### Requirement
Scan the material for "icon". Copy every line it appears in.

### Available data
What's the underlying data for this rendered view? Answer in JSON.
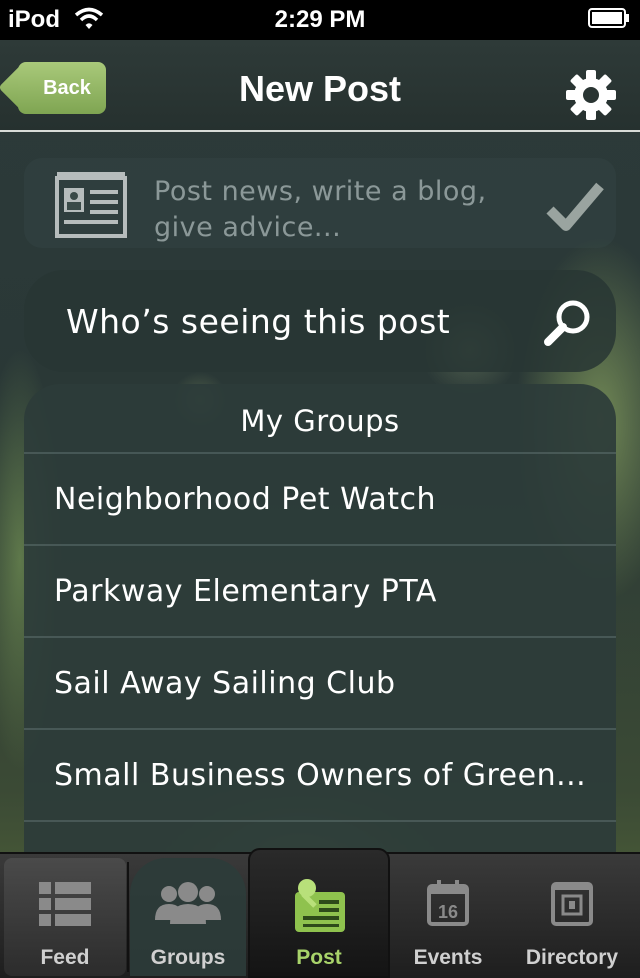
{
  "statusbar": {
    "carrier": "iPod",
    "time": "2:29 PM"
  },
  "navbar": {
    "back_label": "Back",
    "title": "New Post",
    "settings_icon": "gear-icon"
  },
  "compose": {
    "placeholder": "Post news, write a blog, give advice...",
    "icon": "newspaper-icon",
    "submit_icon": "checkmark-icon"
  },
  "audience": {
    "label": "Who’s seeing this post",
    "icon": "search-icon"
  },
  "groups": {
    "header": "My Groups",
    "items": [
      {
        "label": "Neighborhood Pet Watch"
      },
      {
        "label": "Parkway Elementary PTA"
      },
      {
        "label": "Sail Away Sailing Club"
      },
      {
        "label": "Small Business Owners of Green..."
      }
    ]
  },
  "tabbar": {
    "tabs": [
      {
        "label": "Feed",
        "icon": "feed-icon"
      },
      {
        "label": "Groups",
        "icon": "people-icon"
      },
      {
        "label": "Post",
        "icon": "post-pin-icon",
        "selected": true
      },
      {
        "label": "Events",
        "icon": "calendar-icon",
        "calendar_day": "16"
      },
      {
        "label": "Directory",
        "icon": "directory-icon"
      }
    ]
  },
  "colors": {
    "accent_green": "#a8d36a",
    "back_button": "#8fb660",
    "nav_background": "#2a3533"
  }
}
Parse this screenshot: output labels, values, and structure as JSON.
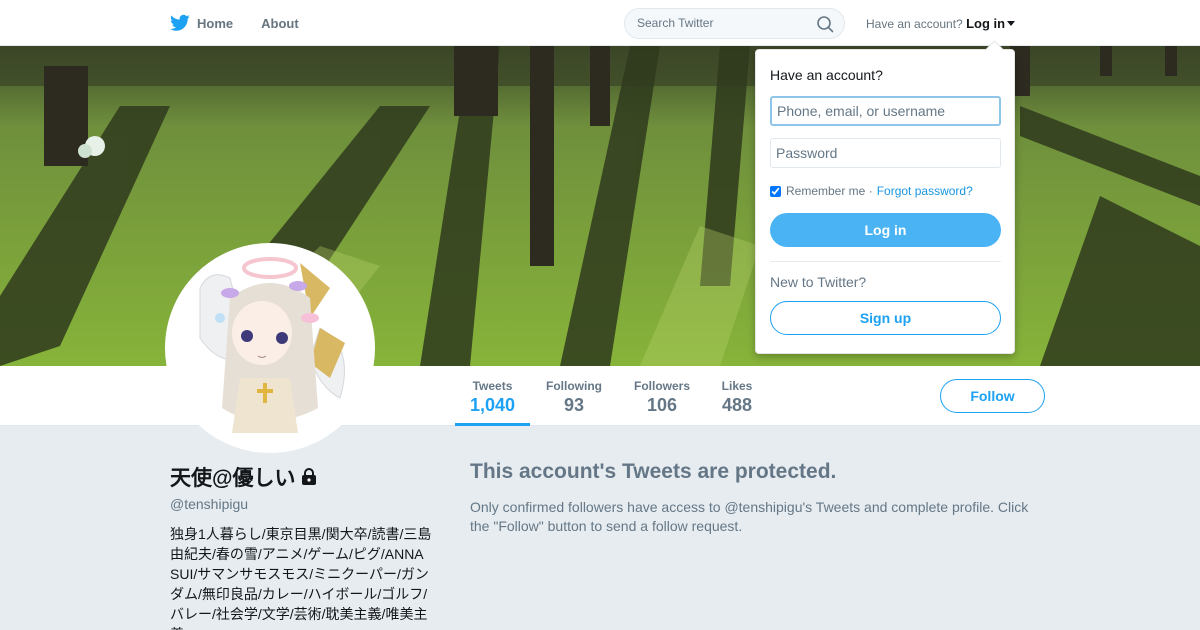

### Result for this exercise
    "settings_icon": "gear-icon"
    "icon": "newspaper-icon",
    "submit_icon": "checkmark-icon"
    "icon": "search-icon"
        "icon": "feed-icon"
        "icon": "people-icon"
        "icon": "post-pin-icon",
        "icon": "calendar-icon",
        "icon": "directory-icon"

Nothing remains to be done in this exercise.